# Activity:
Copy out every line from the records that includes "JSON".

━━━━━━━━━━━━━━━━

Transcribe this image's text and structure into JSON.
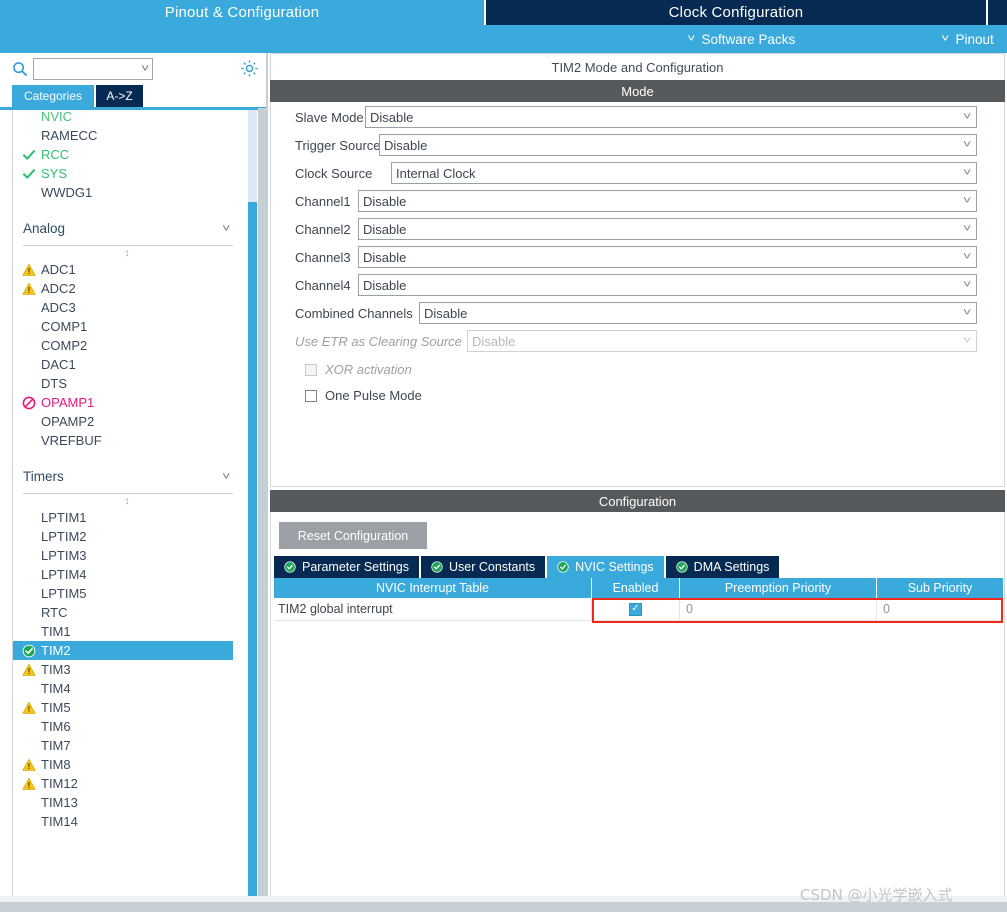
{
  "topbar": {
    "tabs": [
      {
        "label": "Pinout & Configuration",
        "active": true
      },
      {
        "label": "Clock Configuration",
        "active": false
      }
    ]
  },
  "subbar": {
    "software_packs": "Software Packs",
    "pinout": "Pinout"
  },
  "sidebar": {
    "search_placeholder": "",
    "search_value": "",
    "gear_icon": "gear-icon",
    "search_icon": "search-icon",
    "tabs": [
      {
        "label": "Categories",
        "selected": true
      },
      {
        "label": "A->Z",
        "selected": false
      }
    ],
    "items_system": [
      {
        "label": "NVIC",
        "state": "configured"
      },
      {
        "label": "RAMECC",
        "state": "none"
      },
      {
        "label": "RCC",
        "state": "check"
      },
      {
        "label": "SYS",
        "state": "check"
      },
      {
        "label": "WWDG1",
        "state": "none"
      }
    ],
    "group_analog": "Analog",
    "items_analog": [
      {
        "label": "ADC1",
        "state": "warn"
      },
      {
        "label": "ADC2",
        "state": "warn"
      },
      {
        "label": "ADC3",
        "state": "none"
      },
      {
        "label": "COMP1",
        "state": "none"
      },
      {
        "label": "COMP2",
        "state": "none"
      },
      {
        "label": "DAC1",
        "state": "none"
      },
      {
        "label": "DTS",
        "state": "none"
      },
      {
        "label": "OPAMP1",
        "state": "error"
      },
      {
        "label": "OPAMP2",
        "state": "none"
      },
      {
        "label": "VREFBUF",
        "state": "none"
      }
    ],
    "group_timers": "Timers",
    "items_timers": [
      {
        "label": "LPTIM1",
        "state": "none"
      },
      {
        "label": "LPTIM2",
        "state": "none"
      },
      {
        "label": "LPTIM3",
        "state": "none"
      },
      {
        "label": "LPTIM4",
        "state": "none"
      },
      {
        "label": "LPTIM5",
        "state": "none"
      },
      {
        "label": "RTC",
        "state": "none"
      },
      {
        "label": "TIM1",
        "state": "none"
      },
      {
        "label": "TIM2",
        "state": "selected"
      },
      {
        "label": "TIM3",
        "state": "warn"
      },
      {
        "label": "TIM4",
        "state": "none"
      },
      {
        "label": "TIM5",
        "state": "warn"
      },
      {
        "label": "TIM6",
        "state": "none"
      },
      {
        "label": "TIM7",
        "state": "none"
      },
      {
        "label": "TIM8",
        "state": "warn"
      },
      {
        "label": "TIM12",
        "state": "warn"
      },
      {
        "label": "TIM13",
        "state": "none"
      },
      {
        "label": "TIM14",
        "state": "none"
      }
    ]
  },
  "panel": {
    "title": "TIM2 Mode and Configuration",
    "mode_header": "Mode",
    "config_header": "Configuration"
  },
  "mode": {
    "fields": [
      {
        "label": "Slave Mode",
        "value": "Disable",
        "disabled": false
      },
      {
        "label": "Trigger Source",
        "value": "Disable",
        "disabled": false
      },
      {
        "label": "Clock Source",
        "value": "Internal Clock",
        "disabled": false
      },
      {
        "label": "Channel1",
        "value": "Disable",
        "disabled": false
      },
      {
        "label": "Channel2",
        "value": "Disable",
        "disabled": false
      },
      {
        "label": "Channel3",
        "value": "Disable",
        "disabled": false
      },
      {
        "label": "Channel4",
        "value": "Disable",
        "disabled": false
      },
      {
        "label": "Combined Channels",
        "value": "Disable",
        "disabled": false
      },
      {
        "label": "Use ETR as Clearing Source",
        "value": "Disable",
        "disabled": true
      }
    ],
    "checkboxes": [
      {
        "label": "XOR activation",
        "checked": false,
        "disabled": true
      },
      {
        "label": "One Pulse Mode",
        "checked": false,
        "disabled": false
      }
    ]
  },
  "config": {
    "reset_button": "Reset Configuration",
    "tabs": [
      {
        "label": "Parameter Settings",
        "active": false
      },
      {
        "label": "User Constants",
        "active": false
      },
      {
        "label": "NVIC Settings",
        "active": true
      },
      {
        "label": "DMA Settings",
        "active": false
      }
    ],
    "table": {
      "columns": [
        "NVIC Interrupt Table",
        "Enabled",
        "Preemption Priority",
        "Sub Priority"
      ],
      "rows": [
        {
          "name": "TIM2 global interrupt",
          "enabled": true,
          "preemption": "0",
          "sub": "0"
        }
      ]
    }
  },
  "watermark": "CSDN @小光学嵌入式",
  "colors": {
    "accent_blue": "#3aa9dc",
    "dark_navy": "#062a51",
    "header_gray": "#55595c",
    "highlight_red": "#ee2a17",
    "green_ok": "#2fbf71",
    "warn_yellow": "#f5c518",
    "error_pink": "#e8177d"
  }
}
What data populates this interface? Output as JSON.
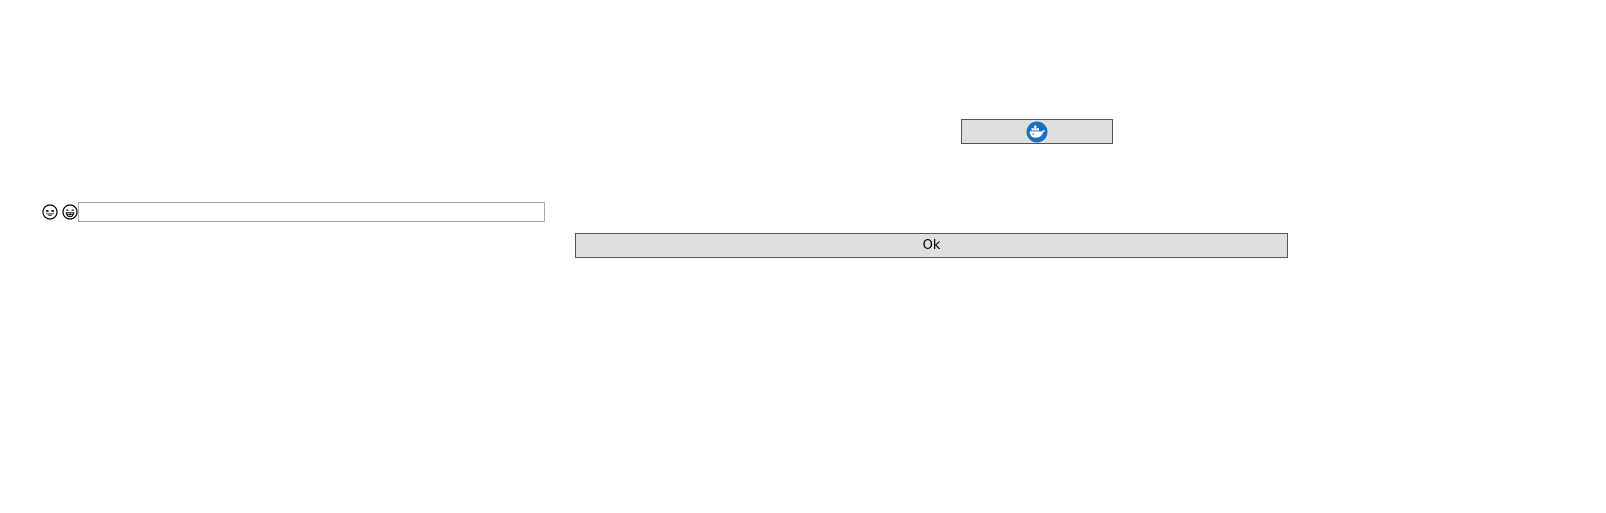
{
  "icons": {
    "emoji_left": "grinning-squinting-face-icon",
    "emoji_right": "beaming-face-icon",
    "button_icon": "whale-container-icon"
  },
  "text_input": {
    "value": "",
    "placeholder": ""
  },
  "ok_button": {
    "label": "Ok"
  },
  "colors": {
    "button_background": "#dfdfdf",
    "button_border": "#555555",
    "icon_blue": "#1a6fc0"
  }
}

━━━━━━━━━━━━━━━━

# Reply to the exercise:
Transcribe this image's text and structure into JSON.
What data populates this interface? Output as JSON.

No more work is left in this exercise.